We learn through stories. We are hardwired for narrative. Why do you think so many of us binge watch Netflix? There is something thrilling and addictive about following a familiar narrative arc from struggle through to triumph.
Just as our Actionable Conversations platform taps into the neuroscience of behaviour change to create sustainable cultures of learning, organizations can similarly tap into that addictive power of stories to achieve sustainable change and drive learning toward clear, desired outcomes.

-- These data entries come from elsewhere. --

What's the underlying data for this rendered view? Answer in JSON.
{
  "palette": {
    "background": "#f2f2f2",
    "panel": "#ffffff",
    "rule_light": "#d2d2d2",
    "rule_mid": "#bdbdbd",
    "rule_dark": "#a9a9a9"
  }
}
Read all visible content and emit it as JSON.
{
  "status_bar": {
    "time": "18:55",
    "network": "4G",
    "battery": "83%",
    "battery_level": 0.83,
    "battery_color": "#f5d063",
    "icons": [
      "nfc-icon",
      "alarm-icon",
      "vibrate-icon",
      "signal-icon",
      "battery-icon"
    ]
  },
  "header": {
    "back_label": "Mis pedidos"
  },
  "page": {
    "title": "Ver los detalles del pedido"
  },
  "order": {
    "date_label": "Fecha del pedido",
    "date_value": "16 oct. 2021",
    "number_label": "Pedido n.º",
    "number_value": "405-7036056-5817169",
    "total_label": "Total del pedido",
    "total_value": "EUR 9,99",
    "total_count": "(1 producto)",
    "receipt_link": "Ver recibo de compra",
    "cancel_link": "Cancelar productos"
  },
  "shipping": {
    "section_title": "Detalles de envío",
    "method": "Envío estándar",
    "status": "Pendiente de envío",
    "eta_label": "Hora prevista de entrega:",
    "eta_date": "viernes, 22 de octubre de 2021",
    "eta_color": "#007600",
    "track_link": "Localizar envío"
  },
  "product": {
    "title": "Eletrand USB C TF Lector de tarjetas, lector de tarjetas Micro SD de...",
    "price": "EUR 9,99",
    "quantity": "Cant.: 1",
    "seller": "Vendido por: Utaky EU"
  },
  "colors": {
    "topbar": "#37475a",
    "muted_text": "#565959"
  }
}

A few weeks ago many of us here at Actionable had an engaging conversation about Andy Raskin’s blog post “The Greatest Sales Deck I’ve Ever Seen.” In this piece Raskin argues that, to truly engage potential customers, you need to tell a compelling, urgent story in your pitches. And that story, he says, has several key elements. You need to name a high-stakes change or force at play in the world, and demonstrate that some will win and many will lose. You also need to paint a vibrant picture of what success and winning will look like. Finally, you must show, with convincing evidence, that you have the means and the ability to get people to that success.
Raskin’s article is about harnessing the power of story to make people truly feel the why of your product or service, and to help them envision a better world with your product/service in it. What is true for sales is also true for great learning cultures: are you harnessing the power of story to bolster and reinforce your learning initiatives, truly bringing them alive? Maybe you are good at demonstrating the short term value of particular learning, but are you painting the long-term picture of ROI for your clients as well?
If you develop your communication skills, you can better understand your customers, and sell more of your stuff. That isn’t just a story.
Help your teams name the forces at play in their industry. What is at stake? Who are the potential winners and losers, and what will put you on the right side of that equation? Are you painting a truly tantalizing picture of what Raskin calls “The Promised Land”? This description should include what it would mean for several players—your organization as a whole, for those you serve, and for employees. Telling the story of success as it pertains to all individuals affected will help you to craft pitches that sell.
When I’m talking to consultants about potentially partnering with Actionable, the heart of our conversation is about what their Promised Land will be—how the platform will get them where they need to go in their business AND how the platform will provoke and sustain exceptional work cultures for their clients. Will I be less exhausted if I can get away from the front of the classroom all the time? Will I have a more predictable revenue stream, freeing me up to spend time on client solutions—the place I like to work most? Will my clients look to me for strategic advice but thank me for helping them ingrain a sustainable culture of continual learning? Of course we need to talk about the functionality of the software, but we start with how they as consultants and their clients are going to feel: energized, empowered, wealthier in time, money, and truly actionable learning.
Continually remind your client teams where they are at in the stories they’re developing with your guidance, just like the recap sequence at the beginning of a TV episode. What are the wins and losses to date? Which “characters” are helping get you to that desired goal? Re-tell the story, describe the desired ending, and clearly state what that person’s vital role is in getting there.
Our brains are wired to process the world around us through narrative. By harnessing the power of a great story, you can improve your sales pitches, persuade your customers, and engage your employees.